The creative process is rife with peaks and valleys of inspiration, and as someone who has been blogging on and off for the better part of a decade, I am intimately familiar with that kind of roller coaster ride. Sometimes you’re hit with a huge bit of motivation and sage understanding, and you begin writing words that basically just spill out of your mouth, and other times you’re just utterly spent and can’t come up with anything beyond a couple of words here or there. It’s the great dilemma of the creative process – no one’s going to be completely inspired 100% of the time, but you need to work your brain to try to get past when it isn’t in some form or fashion.
Platformers have always intrigued me on some level because of the fact that the character onscreen is someone who in all likelihood you wouldn’t be able to duplicate in real life as far as what they’re capable of in the game. Unless you’re conditioned and impressive physically (in which case, kudos to you), players wouldn’t really be able to do the ninja flips, wall jumps, and top-down enemy evasion that many platformer characters are able to do. In this sense, they’re all about transcending limits by a simple ability to jump further and farther and higher than you could normally.
Creation is probably one of the main motivating factors behind anyone who gets into cooking or baking, as I have. There’s a certain sense of satisfaction in being able to put together something from nothing, and not only that, to have others enjoy what you’ve made. A lot of why I continue to do more with baking is for that look that people get on their faces when they eat something that I made and they are always wanting to come back for more.
Barriers that exist in order to keep you from moving forward have been a theme with the entries that have been uploaded for July. Persevering in spite of them, or just as a means to become something more, has also been somewhat of a theme as well. But very few, if any of them, have dealt with the goal of breaking through to someone as an objective, as a means of trying to find someone to connect with, or who you care about in order to make yourself stronger.
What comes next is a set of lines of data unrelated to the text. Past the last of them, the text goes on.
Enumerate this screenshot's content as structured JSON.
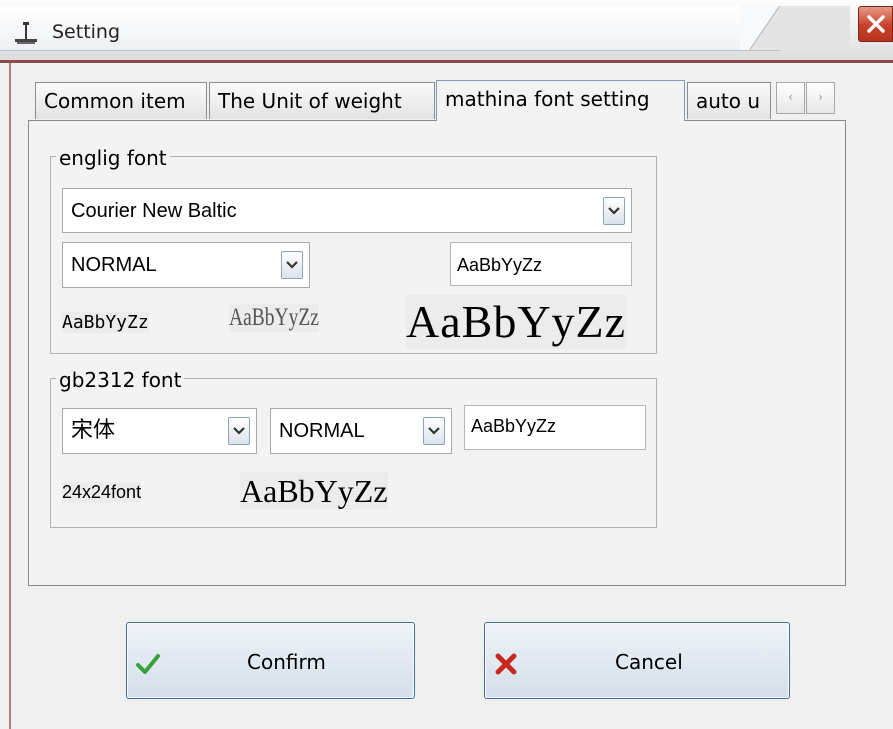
{
  "window": {
    "title": "Setting",
    "close_glyph": "✕"
  },
  "tabs": [
    {
      "label": "Common item",
      "active": false
    },
    {
      "label": "The Unit of weight",
      "active": false
    },
    {
      "label": "mathina font setting",
      "active": true
    },
    {
      "label": "auto u",
      "active": false
    }
  ],
  "tab_scroll": {
    "left_glyph": "‹",
    "right_glyph": "›"
  },
  "english_group": {
    "title": "englig font",
    "font_value": "Courier New Baltic",
    "style_value": "NORMAL",
    "preview_text": "AaBbYyZz",
    "sample_small": "AaBbYyZz",
    "sample_medium": "AaBbYyZz",
    "sample_large": "AaBbYyZz"
  },
  "gb_group": {
    "title": "gb2312 font",
    "font_value": "宋体",
    "style_value": "NORMAL",
    "preview_text": "AaBbYyZz",
    "size_label": "24x24font",
    "sample": "AaBbYyZz"
  },
  "buttons": {
    "confirm_label": "Confirm",
    "cancel_label": "Cancel"
  },
  "colors": {
    "confirm_icon": "#3aa03a",
    "cancel_icon": "#c8281e",
    "close_button": "#c9402a",
    "frame": "#8e4a4a"
  },
  "icons": {
    "app": "scale-icon",
    "close": "close-icon",
    "dropdown": "chevron-down-icon",
    "confirm": "checkmark-icon",
    "cancel": "x-mark-icon"
  }
}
This game, one which takes a bit of effort to ensure that you get to your goal without issue, is one of those that takes this more specific tack on the message.
Support structures are supremely important to being able to accomplish what we want. While there’s a certain amount of individual dedication and strength required in order to be able to meet your goals and reach new heights, rarely are those goals met without a certain sense of assistance, whether that be from those around you who love you, from dedicated and loyal co-workers, or from friends who are there for you when you stumble. Even rarer are presentations which really show the importance of that structure, as your accomplishments usually take center stage, with the structure only referred to in passing, grateful remarks after the fact.
Many of the entries in this project deal with death on some level or another, and I’ve seen entries that deal with the finality of it, look at it in a positive light in terms of cherishing memories, and try to come to a conclusion about whether or not it is the actual end of existence. But none of them so far have taken the political or religious tack that Shelly’s entry does, putting the burial of a grandfather at odds with the religious orthodoxy of a country itself embroiled in a battle about territory.
Sometimes it’s the little things, the specific things that give us a sort of relaxation, a contented feeling that, even though it may be short term, is enough for us to forget some of our pains and issues, not have to think about what kind of problems we have to face that are large and looming before us. Part of the reason why people give advice to try to take a mental break once in a while is so that we’re allowed to reset ourselves, focus on something trivial, and hopefully come back stronger, both mentally and physically.